» **PROMPT**:
Collect every line below that contains the word "icon".

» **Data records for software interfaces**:
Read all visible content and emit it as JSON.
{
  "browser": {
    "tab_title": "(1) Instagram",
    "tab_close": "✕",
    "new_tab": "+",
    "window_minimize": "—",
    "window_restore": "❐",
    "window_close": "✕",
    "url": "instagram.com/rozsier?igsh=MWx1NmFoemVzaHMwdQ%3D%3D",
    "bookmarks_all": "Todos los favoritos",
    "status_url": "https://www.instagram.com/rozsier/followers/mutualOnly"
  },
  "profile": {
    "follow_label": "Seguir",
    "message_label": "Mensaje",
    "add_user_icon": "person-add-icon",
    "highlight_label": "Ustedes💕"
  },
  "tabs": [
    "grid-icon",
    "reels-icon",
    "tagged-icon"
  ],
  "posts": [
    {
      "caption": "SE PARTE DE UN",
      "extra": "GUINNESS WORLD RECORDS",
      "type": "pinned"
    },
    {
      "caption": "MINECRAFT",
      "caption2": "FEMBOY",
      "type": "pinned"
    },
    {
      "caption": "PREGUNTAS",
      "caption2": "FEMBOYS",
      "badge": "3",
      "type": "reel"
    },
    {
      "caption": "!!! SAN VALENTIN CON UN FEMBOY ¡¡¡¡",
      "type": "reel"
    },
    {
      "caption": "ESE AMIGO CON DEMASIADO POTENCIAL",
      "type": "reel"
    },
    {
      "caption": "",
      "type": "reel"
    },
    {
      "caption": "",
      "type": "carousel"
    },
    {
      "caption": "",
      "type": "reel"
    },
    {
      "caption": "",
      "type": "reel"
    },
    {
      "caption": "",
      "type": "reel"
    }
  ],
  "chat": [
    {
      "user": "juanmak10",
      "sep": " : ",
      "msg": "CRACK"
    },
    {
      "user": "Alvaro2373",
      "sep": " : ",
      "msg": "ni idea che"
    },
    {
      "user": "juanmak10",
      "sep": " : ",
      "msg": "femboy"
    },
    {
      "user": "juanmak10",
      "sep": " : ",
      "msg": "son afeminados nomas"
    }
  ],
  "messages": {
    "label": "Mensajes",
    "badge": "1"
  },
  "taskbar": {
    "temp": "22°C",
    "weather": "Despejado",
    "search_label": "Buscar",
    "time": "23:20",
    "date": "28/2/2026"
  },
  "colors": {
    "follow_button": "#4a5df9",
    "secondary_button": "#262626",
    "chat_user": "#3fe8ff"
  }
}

» **EXERCISE SOLUTION**:
    "add_user_icon": "person-add-icon",
    "grid-icon",
    "reels-icon",
    "tagged-icon"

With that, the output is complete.